Records from a dataset:

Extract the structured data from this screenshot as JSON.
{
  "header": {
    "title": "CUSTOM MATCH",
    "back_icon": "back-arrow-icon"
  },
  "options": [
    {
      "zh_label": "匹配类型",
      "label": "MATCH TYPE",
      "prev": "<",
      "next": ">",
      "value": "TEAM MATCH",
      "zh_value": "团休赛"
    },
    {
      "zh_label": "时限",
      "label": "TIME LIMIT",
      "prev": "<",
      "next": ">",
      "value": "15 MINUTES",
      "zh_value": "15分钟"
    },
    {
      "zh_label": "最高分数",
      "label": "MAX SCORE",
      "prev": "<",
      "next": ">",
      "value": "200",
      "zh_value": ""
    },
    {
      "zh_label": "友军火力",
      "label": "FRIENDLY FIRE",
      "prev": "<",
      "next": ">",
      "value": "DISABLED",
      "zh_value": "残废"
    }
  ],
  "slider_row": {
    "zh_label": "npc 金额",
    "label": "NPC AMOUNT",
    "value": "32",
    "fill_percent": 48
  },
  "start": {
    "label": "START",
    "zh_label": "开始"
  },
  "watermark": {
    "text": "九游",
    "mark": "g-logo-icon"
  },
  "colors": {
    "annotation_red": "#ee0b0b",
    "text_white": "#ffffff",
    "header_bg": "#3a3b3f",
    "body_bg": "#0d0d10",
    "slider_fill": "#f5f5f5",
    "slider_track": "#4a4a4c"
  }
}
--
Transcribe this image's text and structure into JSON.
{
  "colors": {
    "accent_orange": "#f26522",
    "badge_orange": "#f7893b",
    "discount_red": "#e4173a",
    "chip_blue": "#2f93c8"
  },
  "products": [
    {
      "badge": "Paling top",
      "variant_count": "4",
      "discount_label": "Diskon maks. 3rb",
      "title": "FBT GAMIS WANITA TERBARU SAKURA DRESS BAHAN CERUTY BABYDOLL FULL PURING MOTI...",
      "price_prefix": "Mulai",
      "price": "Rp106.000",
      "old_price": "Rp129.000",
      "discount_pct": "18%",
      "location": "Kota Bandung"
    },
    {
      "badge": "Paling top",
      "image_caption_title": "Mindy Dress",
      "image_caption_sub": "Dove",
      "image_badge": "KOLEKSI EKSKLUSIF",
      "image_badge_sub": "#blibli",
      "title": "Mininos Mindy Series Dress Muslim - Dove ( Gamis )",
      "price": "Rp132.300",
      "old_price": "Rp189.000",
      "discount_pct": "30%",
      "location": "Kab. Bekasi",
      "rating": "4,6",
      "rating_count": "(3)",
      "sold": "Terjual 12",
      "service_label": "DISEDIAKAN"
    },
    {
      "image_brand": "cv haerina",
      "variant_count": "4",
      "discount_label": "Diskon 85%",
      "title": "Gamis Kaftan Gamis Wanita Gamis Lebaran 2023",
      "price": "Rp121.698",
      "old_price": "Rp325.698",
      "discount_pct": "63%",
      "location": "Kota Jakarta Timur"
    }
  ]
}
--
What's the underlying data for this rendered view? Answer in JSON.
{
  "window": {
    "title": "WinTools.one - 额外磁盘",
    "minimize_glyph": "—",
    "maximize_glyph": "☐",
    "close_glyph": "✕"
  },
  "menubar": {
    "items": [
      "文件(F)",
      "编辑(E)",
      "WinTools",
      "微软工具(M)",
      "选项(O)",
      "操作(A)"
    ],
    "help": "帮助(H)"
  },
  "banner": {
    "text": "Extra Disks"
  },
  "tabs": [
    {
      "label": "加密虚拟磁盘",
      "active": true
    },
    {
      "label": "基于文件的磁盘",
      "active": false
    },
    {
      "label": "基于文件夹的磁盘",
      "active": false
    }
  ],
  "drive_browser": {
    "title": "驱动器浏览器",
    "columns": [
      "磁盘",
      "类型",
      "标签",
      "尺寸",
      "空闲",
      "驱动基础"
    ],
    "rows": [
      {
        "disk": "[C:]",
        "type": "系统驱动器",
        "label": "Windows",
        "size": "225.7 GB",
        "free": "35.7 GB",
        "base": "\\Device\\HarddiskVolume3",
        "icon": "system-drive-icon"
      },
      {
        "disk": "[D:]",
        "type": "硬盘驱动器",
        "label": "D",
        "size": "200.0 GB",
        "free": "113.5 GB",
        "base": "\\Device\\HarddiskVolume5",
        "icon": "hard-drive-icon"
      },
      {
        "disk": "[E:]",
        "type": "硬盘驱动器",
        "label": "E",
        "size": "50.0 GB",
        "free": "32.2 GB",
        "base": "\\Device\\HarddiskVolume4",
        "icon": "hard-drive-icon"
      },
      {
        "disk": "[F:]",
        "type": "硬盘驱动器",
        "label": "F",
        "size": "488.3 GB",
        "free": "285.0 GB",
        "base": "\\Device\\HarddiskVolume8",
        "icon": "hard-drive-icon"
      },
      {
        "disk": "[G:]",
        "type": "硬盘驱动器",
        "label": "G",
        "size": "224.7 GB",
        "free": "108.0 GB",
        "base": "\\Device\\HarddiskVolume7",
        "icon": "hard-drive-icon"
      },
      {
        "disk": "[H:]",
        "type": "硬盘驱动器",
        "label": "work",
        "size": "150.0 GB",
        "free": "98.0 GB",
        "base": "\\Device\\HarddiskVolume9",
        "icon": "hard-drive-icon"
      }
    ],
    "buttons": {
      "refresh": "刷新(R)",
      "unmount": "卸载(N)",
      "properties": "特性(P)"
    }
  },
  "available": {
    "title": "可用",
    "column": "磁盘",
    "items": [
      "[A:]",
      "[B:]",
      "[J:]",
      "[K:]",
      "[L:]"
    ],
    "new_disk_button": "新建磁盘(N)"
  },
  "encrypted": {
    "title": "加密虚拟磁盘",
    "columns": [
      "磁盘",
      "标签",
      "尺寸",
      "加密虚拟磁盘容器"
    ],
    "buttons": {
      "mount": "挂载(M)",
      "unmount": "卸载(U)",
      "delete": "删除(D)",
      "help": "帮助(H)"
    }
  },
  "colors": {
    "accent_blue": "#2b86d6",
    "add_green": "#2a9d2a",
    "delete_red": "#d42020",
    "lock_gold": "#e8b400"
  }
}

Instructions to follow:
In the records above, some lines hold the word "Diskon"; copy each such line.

Expected answer:
      "discount_label": "Diskon maks. 3rb",
      "discount_label": "Diskon 85%",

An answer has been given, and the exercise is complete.